__Source data__
-=-=-

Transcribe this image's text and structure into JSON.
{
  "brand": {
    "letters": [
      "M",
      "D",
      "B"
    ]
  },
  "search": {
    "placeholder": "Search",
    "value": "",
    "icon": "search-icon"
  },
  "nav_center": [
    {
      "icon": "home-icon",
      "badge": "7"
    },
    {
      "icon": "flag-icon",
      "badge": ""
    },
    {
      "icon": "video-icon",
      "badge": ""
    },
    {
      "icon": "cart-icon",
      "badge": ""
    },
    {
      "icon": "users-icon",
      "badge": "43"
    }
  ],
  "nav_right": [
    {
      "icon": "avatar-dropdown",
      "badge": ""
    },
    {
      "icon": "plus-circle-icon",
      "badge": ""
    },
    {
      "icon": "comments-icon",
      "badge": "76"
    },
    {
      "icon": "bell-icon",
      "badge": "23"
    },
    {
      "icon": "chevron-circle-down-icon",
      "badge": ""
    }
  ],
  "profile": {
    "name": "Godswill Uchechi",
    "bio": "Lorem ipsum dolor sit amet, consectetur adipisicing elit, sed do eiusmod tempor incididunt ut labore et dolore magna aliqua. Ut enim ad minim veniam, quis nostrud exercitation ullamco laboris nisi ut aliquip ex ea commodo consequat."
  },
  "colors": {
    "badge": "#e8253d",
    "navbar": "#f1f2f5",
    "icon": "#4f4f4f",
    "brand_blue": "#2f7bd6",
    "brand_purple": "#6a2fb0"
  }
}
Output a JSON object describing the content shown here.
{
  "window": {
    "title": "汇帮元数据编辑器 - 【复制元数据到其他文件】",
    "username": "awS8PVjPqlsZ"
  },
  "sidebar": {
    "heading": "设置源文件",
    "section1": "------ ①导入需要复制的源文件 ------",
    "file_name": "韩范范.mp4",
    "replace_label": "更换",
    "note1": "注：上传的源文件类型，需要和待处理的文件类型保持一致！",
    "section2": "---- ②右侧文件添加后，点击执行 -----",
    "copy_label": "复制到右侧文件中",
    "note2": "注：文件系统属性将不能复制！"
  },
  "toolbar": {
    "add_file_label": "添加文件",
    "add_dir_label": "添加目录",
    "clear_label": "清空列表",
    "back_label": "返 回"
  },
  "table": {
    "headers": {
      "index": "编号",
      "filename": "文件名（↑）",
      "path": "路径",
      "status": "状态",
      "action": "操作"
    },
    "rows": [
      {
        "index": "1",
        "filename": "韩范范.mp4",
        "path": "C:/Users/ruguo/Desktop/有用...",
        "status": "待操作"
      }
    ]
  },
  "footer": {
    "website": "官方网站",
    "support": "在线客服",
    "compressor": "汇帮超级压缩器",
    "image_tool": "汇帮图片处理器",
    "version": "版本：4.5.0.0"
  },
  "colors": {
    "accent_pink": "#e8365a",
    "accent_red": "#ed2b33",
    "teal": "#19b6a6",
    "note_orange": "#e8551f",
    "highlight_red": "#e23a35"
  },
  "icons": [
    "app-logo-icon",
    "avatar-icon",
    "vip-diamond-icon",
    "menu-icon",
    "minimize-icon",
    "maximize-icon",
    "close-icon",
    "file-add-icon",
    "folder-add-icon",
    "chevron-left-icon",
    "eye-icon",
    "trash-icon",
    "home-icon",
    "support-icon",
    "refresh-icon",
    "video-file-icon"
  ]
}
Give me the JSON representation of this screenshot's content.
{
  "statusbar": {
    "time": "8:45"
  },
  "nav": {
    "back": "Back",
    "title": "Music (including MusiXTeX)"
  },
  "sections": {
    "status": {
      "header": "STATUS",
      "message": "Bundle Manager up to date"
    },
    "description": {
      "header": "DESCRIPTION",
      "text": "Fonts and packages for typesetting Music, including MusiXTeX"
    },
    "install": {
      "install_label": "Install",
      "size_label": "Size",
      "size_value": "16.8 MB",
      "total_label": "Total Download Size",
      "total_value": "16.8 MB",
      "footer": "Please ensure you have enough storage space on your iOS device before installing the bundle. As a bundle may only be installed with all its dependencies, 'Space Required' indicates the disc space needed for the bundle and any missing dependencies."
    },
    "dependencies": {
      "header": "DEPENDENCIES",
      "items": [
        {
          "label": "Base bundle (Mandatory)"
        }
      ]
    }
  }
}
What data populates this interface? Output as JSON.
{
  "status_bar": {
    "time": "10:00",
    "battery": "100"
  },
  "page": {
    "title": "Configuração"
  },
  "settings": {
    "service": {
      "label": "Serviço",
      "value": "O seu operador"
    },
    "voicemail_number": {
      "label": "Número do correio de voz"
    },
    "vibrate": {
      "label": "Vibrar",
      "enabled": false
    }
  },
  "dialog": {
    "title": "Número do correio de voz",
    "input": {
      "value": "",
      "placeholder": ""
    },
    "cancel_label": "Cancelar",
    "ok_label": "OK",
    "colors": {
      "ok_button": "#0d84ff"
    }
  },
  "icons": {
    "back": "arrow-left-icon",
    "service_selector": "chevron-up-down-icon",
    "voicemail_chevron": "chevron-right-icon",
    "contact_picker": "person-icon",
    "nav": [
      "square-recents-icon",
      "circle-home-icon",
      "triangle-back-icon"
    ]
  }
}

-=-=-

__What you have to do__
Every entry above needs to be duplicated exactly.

__Written response__
Transcribe this image's text and structure into JSON.
{
  "brand": {
    "letters": [
      "M",
      "D",
      "B"
    ]
  },
  "search": {
    "placeholder": "Search",
    "value": "",
    "icon": "search-icon"
  },
  "nav_center": [
    {
      "icon": "home-icon",
      "badge": "7"
    },
    {
      "icon": "flag-icon",
      "badge": ""
    },
    {
      "icon": "video-icon",
      "badge": ""
    },
    {
      "icon": "cart-icon",
      "badge": ""
    },
    {
      "icon": "users-icon",
      "badge": "43"
    }
  ],
  "nav_right": [
    {
      "icon": "avatar-dropdown",
      "badge": ""
    },
    {
      "icon": "plus-circle-icon",
      "badge": ""
    },
    {
      "icon": "comments-icon",
      "badge": "76"
    },
    {
      "icon": "bell-icon",
      "badge": "23"
    },
    {
      "icon": "chevron-circle-down-icon",
      "badge": ""
    }
  ],
  "profile": {
    "name": "Godswill Uchechi",
    "bio": "Lorem ipsum dolor sit amet, consectetur adipisicing elit, sed do eiusmod tempor incididunt ut labore et dolore magna aliqua. Ut enim ad minim veniam, quis nostrud exercitation ullamco laboris nisi ut aliquip ex ea commodo consequat."
  },
  "colors": {
    "badge": "#e8253d",
    "navbar": "#f1f2f5",
    "icon": "#4f4f4f",
    "brand_blue": "#2f7bd6",
    "brand_purple": "#6a2fb0"
  }
}
Output a JSON object describing the content shown here.
{
  "window": {
    "title": "汇帮元数据编辑器 - 【复制元数据到其他文件】",
    "username": "awS8PVjPqlsZ"
  },
  "sidebar": {
    "heading": "设置源文件",
    "section1": "------ ①导入需要复制的源文件 ------",
    "file_name": "韩范范.mp4",
    "replace_label": "更换",
    "note1": "注：上传的源文件类型，需要和待处理的文件类型保持一致！",
    "section2": "---- ②右侧文件添加后，点击执行 -----",
    "copy_label": "复制到右侧文件中",
    "note2": "注：文件系统属性将不能复制！"
  },
  "toolbar": {
    "add_file_label": "添加文件",
    "add_dir_label": "添加目录",
    "clear_label": "清空列表",
    "back_label": "返 回"
  },
  "table": {
    "headers": {
      "index": "编号",
      "filename": "文件名（↑）",
      "path": "路径",
      "status": "状态",
      "action": "操作"
    },
    "rows": [
      {
        "index": "1",
        "filename": "韩范范.mp4",
        "path": "C:/Users/ruguo/Desktop/有用...",
        "status": "待操作"
      }
    ]
  },
  "footer": {
    "website": "官方网站",
    "support": "在线客服",
    "compressor": "汇帮超级压缩器",
    "image_tool": "汇帮图片处理器",
    "version": "版本：4.5.0.0"
  },
  "colors": {
    "accent_pink": "#e8365a",
    "accent_red": "#ed2b33",
    "teal": "#19b6a6",
    "note_orange": "#e8551f",
    "highlight_red": "#e23a35"
  },
  "icons": [
    "app-logo-icon",
    "avatar-icon",
    "vip-diamond-icon",
    "menu-icon",
    "minimize-icon",
    "maximize-icon",
    "close-icon",
    "file-add-icon",
    "folder-add-icon",
    "chevron-left-icon",
    "eye-icon",
    "trash-icon",
    "home-icon",
    "support-icon",
    "refresh-icon",
    "video-file-icon"
  ]
}
Give me the JSON representation of this screenshot's content.
{
  "statusbar": {
    "time": "8:45"
  },
  "nav": {
    "back": "Back",
    "title": "Music (including MusiXTeX)"
  },
  "sections": {
    "status": {
      "header": "STATUS",
      "message": "Bundle Manager up to date"
    },
    "description": {
      "header": "DESCRIPTION",
      "text": "Fonts and packages for typesetting Music, including MusiXTeX"
    },
    "install": {
      "install_label": "Install",
      "size_label": "Size",
      "size_value": "16.8 MB",
      "total_label": "Total Download Size",
      "total_value": "16.8 MB",
      "footer": "Please ensure you have enough storage space on your iOS device before installing the bundle. As a bundle may only be installed with all its dependencies, 'Space Required' indicates the disc space needed for the bundle and any missing dependencies."
    },
    "dependencies": {
      "header": "DEPENDENCIES",
      "items": [
        {
          "label": "Base bundle (Mandatory)"
        }
      ]
    }
  }
}
What data populates this interface? Output as JSON.
{
  "status_bar": {
    "time": "10:00",
    "battery": "100"
  },
  "page": {
    "title": "Configuração"
  },
  "settings": {
    "service": {
      "label": "Serviço",
      "value": "O seu operador"
    },
    "voicemail_number": {
      "label": "Número do correio de voz"
    },
    "vibrate": {
      "label": "Vibrar",
      "enabled": false
    }
  },
  "dialog": {
    "title": "Número do correio de voz",
    "input": {
      "value": "",
      "placeholder": ""
    },
    "cancel_label": "Cancelar",
    "ok_label": "OK",
    "colors": {
      "ok_button": "#0d84ff"
    }
  },
  "icons": {
    "back": "arrow-left-icon",
    "service_selector": "chevron-up-down-icon",
    "voicemail_chevron": "chevron-right-icon",
    "contact_picker": "person-icon",
    "nav": [
      "square-recents-icon",
      "circle-home-icon",
      "triangle-back-icon"
    ]
  }
}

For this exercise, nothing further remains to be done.